Collected data entries:
%%

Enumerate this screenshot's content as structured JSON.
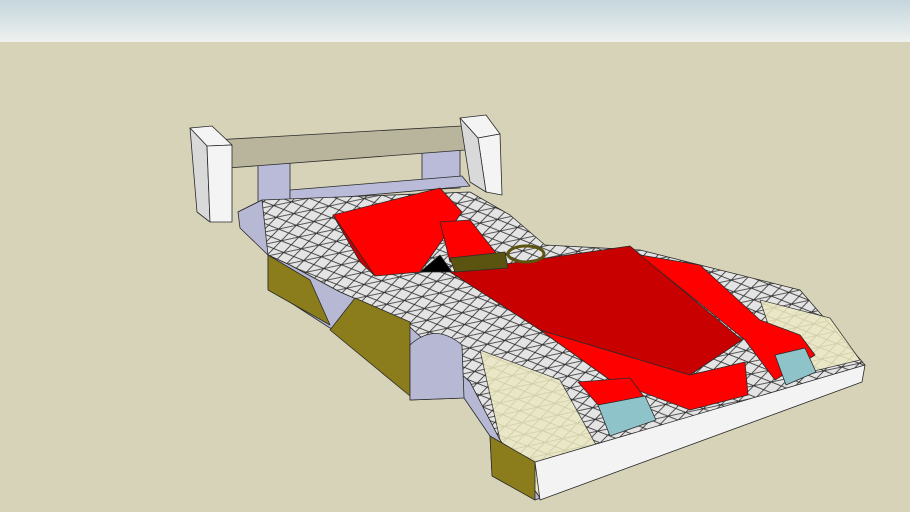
{
  "scene": {
    "colors": {
      "sky_top": "#c4d6dd",
      "sky_bottom": "#eef1ef",
      "ground": "#d6d3b9",
      "wing": "#b8b59c",
      "endplate": "#f4f4f4",
      "endplate_shade": "#d9d9d9",
      "strut": "#b9bbd8",
      "body_top": "#e4e4e4",
      "body_side": "#b7b8d4",
      "olive": "#8c7d1c",
      "cream": "#ebe8c0",
      "red": "#ff0000",
      "red_dark": "#c80000",
      "light": "#8fc3ca",
      "front": "#f3f3f3",
      "wheel": "#5a5410"
    }
  }
}
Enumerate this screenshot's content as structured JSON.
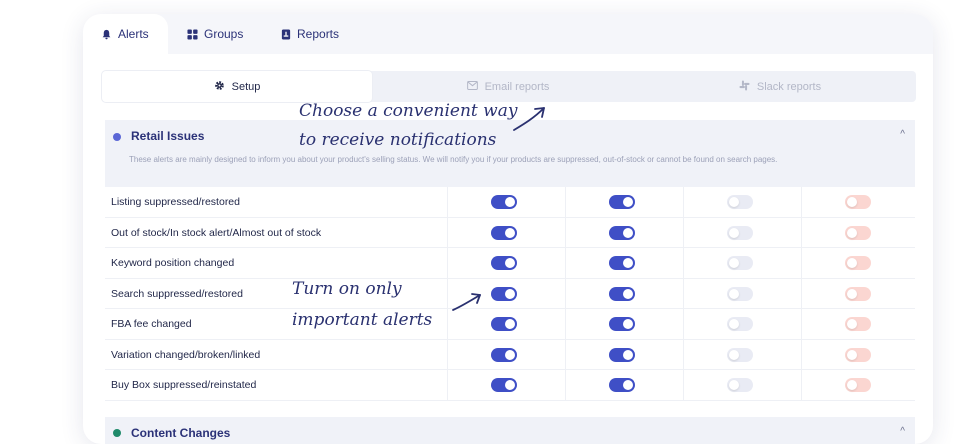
{
  "nav": {
    "tabs": [
      {
        "label": "Alerts",
        "icon": "bell-icon"
      },
      {
        "label": "Groups",
        "icon": "grid-icon"
      },
      {
        "label": "Reports",
        "icon": "report-icon"
      }
    ]
  },
  "subtabs": [
    {
      "label": "Setup",
      "icon": "gear-icon"
    },
    {
      "label": "Email reports",
      "icon": "mail-icon"
    },
    {
      "label": "Slack reports",
      "icon": "slack-icon"
    }
  ],
  "annotations": {
    "top_line1": "Choose a convenient way",
    "top_line2": "to receive notifications",
    "mid_line1": "Turn on only",
    "mid_line2": "important alerts"
  },
  "section": {
    "title": "Retail Issues",
    "description": "These alerts are mainly designed to inform you about your product's selling status. We will notify you if your products are suppressed, out-of-stock or cannot be found on search pages.",
    "caret": "^"
  },
  "rows": [
    {
      "label": "Listing suppressed/restored"
    },
    {
      "label": "Out of stock/In stock alert/Almost out of stock"
    },
    {
      "label": "Keyword position changed"
    },
    {
      "label": "Search suppressed/restored"
    },
    {
      "label": "FBA fee changed"
    },
    {
      "label": "Variation changed/broken/linked"
    },
    {
      "label": "Buy Box suppressed/reinstated"
    }
  ],
  "toggle_states": [
    "on",
    "on",
    "off",
    "off"
  ],
  "section2": {
    "title": "Content Changes",
    "caret": "^"
  },
  "colors": {
    "accent": "#3f4fc6",
    "off_blue": "#e9ebf4",
    "off_red": "#fbd6d1",
    "title": "#2b3278"
  }
}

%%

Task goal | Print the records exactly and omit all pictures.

Solution to the problem |
Enumerate this screenshot's content as structured JSON.
{
  "scene": {
    "colors": {
      "sky_top": "#c4d6dd",
      "sky_bottom": "#eef1ef",
      "ground": "#d6d3b9",
      "wing": "#b8b59c",
      "endplate": "#f4f4f4",
      "endplate_shade": "#d9d9d9",
      "strut": "#b9bbd8",
      "body_top": "#e4e4e4",
      "body_side": "#b7b8d4",
      "olive": "#8c7d1c",
      "cream": "#ebe8c0",
      "red": "#ff0000",
      "red_dark": "#c80000",
      "light": "#8fc3ca",
      "front": "#f3f3f3",
      "wheel": "#5a5410"
    }
  }
}
Enumerate this screenshot's content as structured JSON.
{
  "nav": {
    "tabs": [
      {
        "label": "Alerts",
        "icon": "bell-icon"
      },
      {
        "label": "Groups",
        "icon": "grid-icon"
      },
      {
        "label": "Reports",
        "icon": "report-icon"
      }
    ]
  },
  "subtabs": [
    {
      "label": "Setup",
      "icon": "gear-icon"
    },
    {
      "label": "Email reports",
      "icon": "mail-icon"
    },
    {
      "label": "Slack reports",
      "icon": "slack-icon"
    }
  ],
  "annotations": {
    "top_line1": "Choose a convenient way",
    "top_line2": "to receive notifications",
    "mid_line1": "Turn on only",
    "mid_line2": "important alerts"
  },
  "section": {
    "title": "Retail Issues",
    "description": "These alerts are mainly designed to inform you about your product's selling status. We will notify you if your products are suppressed, out-of-stock or cannot be found on search pages.",
    "caret": "^"
  },
  "rows": [
    {
      "label": "Listing suppressed/restored"
    },
    {
      "label": "Out of stock/In stock alert/Almost out of stock"
    },
    {
      "label": "Keyword position changed"
    },
    {
      "label": "Search suppressed/restored"
    },
    {
      "label": "FBA fee changed"
    },
    {
      "label": "Variation changed/broken/linked"
    },
    {
      "label": "Buy Box suppressed/reinstated"
    }
  ],
  "toggle_states": [
    "on",
    "on",
    "off",
    "off"
  ],
  "section2": {
    "title": "Content Changes",
    "caret": "^"
  },
  "colors": {
    "accent": "#3f4fc6",
    "off_blue": "#e9ebf4",
    "off_red": "#fbd6d1",
    "title": "#2b3278"
  }
}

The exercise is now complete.